The credit for this luxurious beauty belongs to two Josephs – Zítek and Schultz, who were tasked with creating a multifunctional building in Prague. The beginning of Rudolfinum dates back to 1876, when initial work began. The main initiator of the project and the oldest financial institution in the Bohemian Kingdom, Česká spořitelna, is responsible for the monumentality for the building. This institution could afford to finance the building for 10 years until its official completion in 1885.
The construction was affected by contemporary national disputes, as is reflected by the following joke that appear in contemporary newspaper: “Excuse me, but who’s showing an exhibition of sticks here?” “You are mistaken. These are merely discarded canes of the Bursch fraternity, whose long-term stay here gives the house a unique atmosphere”. The joke refers to the low representation of Czech authors in the construction work; these did not finish their work on purpose as a means of protest. It also hints at the fact that the majority of attendees of the ceremonial opening of the building were German-speaking. After all, it was a triumph of the Czech art world.
The monumental building combined sections for concerts and exhibitions. These two are connected visually by external elements, the façade with Ionic columns on the south-facing side ended with a balustrade railing; the north-facing wall includes a spectacular corner tower. The entrance is located on the west side and is lined with 25 arcades. The dominant feature of the entry hall is a staircase that leads to the gallery.
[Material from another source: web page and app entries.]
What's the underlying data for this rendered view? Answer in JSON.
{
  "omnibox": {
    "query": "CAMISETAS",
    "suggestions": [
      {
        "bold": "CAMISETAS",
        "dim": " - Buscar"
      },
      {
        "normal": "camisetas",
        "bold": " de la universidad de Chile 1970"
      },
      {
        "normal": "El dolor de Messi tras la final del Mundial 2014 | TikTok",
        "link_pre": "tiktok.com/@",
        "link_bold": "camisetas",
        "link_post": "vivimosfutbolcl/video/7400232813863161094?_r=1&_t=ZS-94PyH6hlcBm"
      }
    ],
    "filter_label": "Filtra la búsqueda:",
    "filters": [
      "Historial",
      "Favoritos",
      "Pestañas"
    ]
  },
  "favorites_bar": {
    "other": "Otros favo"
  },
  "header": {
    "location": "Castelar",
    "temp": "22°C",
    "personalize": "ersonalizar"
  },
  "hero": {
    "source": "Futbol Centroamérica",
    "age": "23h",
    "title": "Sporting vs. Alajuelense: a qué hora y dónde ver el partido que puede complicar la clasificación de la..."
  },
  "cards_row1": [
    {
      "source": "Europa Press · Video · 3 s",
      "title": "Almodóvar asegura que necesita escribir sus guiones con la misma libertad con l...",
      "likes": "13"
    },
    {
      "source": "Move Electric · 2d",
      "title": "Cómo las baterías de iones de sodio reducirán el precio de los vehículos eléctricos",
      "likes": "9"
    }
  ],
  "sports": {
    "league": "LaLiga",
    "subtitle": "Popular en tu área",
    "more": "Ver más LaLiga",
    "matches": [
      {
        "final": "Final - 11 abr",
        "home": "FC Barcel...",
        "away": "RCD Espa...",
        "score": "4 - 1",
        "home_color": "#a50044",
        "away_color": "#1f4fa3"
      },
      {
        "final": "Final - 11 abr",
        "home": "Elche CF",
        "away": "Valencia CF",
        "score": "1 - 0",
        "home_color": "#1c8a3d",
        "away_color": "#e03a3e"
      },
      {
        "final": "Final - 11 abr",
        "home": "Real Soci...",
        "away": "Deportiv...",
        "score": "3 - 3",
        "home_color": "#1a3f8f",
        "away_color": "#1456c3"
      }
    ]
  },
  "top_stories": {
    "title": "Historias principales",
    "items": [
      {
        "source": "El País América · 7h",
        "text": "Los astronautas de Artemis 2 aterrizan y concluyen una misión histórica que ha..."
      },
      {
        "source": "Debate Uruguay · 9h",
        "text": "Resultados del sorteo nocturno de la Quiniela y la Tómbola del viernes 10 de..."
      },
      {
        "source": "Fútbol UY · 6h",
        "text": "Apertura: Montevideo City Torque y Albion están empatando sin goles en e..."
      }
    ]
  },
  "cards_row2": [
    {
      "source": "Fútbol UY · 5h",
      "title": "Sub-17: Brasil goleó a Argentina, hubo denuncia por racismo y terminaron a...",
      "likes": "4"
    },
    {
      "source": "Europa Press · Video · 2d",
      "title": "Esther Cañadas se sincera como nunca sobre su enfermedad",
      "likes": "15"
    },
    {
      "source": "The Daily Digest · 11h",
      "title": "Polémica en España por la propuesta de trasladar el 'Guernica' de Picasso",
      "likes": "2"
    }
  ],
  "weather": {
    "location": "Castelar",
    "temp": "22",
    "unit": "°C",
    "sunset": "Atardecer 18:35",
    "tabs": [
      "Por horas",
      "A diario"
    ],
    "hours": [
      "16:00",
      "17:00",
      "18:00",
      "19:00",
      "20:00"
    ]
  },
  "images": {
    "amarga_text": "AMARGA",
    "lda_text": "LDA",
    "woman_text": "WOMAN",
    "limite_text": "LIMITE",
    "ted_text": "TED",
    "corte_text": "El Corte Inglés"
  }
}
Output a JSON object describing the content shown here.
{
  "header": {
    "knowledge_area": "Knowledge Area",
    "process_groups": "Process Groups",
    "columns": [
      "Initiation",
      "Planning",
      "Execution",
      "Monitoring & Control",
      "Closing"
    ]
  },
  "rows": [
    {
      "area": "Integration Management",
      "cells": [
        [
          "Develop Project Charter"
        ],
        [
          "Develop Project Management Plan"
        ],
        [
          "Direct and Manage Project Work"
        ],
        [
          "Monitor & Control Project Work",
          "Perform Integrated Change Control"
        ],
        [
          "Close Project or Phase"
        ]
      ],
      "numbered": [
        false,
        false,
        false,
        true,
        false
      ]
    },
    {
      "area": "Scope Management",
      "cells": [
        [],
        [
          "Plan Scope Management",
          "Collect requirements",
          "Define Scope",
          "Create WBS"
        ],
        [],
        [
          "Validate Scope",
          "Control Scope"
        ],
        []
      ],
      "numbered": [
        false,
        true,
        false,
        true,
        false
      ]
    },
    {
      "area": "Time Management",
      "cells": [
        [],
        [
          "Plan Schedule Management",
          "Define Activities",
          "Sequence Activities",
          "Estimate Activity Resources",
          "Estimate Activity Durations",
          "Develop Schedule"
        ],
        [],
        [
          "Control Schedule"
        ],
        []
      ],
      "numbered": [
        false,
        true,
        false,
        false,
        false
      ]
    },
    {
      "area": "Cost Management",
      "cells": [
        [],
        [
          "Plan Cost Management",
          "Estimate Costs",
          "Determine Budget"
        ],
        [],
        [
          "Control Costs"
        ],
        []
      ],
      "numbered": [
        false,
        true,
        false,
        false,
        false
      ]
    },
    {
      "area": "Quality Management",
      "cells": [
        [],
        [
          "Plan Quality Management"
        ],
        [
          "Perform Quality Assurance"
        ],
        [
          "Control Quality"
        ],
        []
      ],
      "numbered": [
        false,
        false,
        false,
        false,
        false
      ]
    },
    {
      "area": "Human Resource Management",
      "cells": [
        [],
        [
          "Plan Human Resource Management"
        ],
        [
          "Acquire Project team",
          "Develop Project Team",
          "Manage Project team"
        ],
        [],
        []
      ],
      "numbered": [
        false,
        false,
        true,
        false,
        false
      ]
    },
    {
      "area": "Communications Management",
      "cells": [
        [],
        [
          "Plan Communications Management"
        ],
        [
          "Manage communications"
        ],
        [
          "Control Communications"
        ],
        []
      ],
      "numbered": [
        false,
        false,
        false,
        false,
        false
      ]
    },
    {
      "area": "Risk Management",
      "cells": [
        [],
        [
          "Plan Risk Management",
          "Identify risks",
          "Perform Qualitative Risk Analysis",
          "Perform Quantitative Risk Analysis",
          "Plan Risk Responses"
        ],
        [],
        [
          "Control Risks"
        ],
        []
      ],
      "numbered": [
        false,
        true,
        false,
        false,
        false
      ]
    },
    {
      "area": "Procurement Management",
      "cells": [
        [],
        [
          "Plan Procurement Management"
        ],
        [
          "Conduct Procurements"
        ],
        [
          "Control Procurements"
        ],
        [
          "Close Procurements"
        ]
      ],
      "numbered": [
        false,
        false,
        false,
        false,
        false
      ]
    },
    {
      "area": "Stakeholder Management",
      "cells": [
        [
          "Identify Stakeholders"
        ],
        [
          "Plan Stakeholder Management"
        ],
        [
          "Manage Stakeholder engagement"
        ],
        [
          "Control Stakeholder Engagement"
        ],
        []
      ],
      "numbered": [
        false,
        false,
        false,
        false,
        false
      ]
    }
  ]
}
Rudolfinum therefore became a respected place for music and art muses. It hosted the Czech Philharmonic and one of the oldest clubs in this country moved a luxurious picture gallery from the Černinský palace in Hradčany to here. On 4th January 1896 Rudolfinum, witnessed a one-of-the-kind event: Antonín Dvořák conducted his own musical works and thus gave name to its concert hall.
In 1919 and 1939 the interior underwent a reconstruction in order to meet the needs of the newly established Czechoslovak Republic. This was carried out by architects Václav Roštlapila and Rudolf Kříženecký. The newly modified premises were used for meetings of the Chamber of Deputies of the National Assembly.
If you are interested in the history of the Rudolfinum during German occupation, we recommend reading the book Na Střeše je Mendlessohn by Jiří Weil; it also has a deep, highly symbolic story.
Rudolfinum lives on. The building is well maintained. In the 90s, it underwent a general reconstruction and in 1989 it was declared a part of the national cultural heritage. And you can still enjoy musical and art muses in Rudolfinum.